◆ What to do: Which of the lines in the data below contain the string "screenshot"? Copy each of them.

Saved entries
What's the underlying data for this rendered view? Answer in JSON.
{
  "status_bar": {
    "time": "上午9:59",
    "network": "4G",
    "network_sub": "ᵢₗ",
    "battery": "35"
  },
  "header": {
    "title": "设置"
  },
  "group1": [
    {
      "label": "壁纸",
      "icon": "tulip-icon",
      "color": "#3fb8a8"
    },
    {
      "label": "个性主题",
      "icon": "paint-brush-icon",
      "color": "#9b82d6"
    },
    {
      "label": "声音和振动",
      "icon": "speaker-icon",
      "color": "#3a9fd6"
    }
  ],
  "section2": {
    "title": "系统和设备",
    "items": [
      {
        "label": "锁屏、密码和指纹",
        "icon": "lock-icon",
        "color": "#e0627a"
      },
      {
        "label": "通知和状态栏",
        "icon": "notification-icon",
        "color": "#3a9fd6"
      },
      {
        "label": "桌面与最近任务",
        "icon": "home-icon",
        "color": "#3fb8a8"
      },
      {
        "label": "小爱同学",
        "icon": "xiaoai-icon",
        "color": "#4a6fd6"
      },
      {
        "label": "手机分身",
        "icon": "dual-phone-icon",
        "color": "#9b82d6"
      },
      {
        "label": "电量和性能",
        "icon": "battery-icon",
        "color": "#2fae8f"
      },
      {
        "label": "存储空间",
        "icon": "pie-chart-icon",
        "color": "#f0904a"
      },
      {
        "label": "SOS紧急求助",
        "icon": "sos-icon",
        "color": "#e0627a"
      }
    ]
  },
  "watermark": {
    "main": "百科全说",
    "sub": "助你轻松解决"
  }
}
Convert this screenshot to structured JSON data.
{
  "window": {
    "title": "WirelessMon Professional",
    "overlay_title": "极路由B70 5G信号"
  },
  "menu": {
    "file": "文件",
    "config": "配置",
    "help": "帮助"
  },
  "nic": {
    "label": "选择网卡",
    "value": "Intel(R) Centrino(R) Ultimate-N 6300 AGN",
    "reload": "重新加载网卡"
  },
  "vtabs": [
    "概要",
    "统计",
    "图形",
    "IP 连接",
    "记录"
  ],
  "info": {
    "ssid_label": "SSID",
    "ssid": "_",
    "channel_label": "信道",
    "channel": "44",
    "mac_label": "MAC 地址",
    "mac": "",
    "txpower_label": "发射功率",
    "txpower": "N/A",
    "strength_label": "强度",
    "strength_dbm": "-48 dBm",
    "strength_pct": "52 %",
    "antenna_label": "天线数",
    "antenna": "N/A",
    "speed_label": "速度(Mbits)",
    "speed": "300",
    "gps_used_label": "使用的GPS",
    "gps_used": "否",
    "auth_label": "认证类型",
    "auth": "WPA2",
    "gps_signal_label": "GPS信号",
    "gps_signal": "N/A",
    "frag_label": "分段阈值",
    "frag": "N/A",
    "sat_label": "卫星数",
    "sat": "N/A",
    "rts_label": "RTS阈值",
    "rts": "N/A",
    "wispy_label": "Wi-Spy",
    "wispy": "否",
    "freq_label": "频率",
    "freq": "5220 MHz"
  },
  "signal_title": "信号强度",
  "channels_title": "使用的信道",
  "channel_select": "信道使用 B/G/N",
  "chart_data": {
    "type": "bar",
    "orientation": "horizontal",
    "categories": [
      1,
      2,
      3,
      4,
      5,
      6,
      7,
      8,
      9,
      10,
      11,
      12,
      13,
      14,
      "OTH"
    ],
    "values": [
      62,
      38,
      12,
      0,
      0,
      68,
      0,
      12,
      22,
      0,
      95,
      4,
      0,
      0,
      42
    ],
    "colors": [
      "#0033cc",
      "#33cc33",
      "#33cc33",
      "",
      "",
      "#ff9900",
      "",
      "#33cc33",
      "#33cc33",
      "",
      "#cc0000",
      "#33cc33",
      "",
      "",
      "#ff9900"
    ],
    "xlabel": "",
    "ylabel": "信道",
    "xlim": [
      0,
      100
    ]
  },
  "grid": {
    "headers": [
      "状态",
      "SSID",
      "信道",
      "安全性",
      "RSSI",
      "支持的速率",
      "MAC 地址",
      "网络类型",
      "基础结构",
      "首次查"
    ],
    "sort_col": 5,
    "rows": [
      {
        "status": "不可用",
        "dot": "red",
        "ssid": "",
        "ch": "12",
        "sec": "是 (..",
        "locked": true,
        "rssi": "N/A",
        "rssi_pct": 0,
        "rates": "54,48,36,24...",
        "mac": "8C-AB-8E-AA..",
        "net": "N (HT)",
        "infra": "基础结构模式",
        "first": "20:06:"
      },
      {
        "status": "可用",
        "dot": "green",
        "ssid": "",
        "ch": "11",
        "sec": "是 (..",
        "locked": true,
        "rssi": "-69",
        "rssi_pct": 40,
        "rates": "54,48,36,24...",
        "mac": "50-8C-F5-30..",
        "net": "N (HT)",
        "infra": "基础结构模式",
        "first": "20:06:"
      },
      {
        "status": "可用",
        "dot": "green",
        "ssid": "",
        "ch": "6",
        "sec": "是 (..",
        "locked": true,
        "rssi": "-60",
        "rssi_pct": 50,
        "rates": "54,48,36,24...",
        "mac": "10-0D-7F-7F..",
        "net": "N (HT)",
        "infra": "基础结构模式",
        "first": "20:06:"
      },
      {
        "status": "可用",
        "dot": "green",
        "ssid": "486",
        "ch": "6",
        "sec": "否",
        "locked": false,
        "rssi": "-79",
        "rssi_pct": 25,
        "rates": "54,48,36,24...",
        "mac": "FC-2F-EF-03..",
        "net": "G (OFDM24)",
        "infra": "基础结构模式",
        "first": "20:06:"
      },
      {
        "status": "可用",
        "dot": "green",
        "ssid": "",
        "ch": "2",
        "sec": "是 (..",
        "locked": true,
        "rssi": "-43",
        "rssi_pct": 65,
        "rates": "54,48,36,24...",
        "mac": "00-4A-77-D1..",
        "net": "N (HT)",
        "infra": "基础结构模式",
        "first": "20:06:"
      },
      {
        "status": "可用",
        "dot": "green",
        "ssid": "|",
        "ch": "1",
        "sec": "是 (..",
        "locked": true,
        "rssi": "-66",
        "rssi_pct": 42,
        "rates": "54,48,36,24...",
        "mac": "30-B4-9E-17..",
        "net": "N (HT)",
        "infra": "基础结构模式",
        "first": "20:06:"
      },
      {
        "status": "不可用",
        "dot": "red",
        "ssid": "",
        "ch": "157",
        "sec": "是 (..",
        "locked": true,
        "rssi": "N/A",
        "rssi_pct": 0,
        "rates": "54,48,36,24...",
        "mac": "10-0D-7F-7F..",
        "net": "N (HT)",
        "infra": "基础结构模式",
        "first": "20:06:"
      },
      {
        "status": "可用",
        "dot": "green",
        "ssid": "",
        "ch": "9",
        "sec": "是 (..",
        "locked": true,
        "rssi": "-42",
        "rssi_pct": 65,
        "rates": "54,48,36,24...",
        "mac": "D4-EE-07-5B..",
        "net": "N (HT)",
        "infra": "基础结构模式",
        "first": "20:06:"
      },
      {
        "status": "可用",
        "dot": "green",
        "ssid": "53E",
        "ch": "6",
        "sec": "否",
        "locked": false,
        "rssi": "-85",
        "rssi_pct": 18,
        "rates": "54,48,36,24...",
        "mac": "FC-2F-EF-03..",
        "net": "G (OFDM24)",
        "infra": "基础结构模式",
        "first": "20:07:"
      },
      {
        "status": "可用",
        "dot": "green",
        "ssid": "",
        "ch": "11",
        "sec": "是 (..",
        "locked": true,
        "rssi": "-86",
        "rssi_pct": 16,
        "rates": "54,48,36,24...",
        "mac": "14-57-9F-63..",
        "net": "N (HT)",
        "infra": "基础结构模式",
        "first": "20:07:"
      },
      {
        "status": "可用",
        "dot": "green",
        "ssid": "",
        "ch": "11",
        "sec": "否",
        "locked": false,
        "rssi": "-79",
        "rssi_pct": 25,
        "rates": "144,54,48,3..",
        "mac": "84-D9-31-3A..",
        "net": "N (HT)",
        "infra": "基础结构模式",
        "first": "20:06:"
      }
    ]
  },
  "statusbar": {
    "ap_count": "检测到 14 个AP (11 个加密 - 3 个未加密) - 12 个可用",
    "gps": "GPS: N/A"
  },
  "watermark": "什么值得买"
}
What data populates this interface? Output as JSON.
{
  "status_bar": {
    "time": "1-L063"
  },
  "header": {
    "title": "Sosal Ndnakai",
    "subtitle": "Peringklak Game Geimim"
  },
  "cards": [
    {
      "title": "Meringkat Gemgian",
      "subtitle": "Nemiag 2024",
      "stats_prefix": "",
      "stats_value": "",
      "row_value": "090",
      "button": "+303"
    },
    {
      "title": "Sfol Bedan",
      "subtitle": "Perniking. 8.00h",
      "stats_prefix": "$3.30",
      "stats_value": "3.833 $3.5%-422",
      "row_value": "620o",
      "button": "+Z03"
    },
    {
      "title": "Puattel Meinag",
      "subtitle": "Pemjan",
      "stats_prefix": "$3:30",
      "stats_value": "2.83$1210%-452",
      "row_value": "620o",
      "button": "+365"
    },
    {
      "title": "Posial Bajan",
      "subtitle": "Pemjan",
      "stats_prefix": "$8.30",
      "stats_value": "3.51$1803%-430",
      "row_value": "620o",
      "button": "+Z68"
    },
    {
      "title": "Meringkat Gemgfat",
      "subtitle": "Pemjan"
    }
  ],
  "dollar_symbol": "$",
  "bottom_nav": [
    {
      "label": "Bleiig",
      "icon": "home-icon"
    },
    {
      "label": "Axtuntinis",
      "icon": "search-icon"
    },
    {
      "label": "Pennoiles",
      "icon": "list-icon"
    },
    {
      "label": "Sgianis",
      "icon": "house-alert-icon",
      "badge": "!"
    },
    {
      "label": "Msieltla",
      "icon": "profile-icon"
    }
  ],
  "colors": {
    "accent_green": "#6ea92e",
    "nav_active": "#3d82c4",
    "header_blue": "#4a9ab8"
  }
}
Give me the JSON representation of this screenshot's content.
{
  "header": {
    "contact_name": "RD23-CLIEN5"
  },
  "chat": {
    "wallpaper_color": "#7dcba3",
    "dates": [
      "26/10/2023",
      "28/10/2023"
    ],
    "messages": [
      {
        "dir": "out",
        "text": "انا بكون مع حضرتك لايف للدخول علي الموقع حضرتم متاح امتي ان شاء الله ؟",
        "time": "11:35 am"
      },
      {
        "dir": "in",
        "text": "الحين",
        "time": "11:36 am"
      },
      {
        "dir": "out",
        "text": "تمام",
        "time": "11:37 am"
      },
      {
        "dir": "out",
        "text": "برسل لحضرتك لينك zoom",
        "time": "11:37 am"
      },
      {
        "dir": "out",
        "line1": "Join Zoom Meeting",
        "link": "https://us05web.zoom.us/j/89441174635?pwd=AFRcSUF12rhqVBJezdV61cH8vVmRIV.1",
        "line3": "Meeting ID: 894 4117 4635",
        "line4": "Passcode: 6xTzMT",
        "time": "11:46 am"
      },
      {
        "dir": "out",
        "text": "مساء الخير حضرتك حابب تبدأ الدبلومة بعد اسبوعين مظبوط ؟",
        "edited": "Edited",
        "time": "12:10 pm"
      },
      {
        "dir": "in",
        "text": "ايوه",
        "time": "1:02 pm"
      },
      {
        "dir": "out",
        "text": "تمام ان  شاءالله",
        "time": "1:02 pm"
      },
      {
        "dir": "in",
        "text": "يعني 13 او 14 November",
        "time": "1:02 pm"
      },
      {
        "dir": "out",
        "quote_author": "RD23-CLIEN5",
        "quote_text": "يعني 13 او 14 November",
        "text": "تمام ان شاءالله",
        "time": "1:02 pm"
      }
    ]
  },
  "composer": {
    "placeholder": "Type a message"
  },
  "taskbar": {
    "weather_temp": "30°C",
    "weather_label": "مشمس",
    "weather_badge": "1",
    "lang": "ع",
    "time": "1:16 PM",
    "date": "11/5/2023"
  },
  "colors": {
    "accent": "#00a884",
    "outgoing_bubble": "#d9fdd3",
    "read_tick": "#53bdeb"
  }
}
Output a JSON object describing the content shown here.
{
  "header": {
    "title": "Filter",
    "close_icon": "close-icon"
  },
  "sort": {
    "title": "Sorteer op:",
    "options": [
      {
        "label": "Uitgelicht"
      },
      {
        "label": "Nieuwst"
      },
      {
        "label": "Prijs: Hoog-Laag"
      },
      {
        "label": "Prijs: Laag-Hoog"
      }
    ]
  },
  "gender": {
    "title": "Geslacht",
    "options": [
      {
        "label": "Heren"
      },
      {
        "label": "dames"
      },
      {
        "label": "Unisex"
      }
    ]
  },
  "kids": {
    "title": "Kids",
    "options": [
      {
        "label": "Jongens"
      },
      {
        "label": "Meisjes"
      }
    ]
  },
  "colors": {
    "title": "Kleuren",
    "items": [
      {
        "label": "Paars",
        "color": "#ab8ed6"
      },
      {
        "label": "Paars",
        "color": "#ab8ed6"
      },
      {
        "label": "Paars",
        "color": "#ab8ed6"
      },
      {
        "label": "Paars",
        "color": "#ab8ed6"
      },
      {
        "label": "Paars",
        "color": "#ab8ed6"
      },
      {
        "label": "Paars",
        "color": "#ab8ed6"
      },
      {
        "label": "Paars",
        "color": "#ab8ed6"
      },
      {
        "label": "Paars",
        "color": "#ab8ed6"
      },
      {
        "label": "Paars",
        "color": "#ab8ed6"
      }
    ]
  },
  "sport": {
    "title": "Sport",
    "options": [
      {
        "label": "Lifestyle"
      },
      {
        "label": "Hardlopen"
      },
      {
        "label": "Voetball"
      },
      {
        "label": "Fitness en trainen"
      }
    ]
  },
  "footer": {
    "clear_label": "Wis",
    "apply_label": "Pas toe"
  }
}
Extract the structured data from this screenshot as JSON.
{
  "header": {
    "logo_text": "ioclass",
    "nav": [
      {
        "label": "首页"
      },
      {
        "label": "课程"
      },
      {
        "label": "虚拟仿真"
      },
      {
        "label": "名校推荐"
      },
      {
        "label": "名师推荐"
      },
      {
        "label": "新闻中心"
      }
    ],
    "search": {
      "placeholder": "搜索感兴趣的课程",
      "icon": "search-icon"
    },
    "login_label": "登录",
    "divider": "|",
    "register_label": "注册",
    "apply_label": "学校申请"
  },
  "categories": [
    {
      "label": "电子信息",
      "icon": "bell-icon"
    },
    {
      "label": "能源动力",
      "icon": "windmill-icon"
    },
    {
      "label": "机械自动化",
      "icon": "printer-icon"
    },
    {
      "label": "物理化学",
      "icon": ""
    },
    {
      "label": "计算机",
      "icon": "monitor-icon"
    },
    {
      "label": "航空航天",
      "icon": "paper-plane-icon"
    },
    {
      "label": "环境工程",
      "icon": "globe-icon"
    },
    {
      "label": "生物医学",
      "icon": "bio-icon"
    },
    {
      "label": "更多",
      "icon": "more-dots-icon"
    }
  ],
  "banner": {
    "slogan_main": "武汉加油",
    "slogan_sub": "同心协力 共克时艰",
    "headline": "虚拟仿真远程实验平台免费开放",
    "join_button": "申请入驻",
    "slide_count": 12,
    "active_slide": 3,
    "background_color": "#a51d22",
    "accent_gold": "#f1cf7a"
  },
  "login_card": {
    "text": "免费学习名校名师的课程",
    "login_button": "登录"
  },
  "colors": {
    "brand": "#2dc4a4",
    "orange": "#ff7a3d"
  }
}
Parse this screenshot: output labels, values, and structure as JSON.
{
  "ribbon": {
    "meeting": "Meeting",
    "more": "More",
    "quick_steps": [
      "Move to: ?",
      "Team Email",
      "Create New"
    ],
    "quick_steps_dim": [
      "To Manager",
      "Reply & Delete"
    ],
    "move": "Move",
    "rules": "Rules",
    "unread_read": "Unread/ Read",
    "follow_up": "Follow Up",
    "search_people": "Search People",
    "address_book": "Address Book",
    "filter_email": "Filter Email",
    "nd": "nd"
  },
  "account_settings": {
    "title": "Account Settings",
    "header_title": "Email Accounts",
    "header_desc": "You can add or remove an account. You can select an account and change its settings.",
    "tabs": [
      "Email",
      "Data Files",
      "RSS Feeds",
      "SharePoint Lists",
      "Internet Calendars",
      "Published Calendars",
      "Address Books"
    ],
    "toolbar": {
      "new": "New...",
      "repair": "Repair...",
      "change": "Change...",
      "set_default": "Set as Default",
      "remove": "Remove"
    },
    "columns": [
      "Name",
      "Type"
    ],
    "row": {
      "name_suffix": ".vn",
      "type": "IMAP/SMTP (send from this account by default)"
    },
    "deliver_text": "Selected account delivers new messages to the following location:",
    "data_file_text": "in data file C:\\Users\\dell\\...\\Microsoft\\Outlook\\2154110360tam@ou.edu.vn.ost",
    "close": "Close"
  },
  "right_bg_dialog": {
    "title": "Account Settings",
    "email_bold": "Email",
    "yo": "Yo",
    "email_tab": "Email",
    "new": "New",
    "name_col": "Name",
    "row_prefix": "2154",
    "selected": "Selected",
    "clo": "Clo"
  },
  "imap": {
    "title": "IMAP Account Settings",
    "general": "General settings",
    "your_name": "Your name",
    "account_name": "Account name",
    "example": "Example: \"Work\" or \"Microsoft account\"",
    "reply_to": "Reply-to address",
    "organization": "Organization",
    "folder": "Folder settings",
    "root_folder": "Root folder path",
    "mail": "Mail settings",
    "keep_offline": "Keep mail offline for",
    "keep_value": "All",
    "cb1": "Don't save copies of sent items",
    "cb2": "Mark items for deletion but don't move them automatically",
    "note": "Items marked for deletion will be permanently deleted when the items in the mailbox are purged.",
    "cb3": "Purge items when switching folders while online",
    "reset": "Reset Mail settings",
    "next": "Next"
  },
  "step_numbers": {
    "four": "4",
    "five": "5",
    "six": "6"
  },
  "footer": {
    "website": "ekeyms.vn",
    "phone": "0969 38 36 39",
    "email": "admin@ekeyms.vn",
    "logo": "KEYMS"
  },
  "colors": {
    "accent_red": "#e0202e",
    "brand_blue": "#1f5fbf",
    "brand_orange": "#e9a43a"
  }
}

◆ Task result:
Convert this screenshot to structured JSON data.
Give me the JSON representation of this screenshot's content.
Extract the structured data from this screenshot as JSON.
Parse this screenshot: output labels, values, and structure as JSON.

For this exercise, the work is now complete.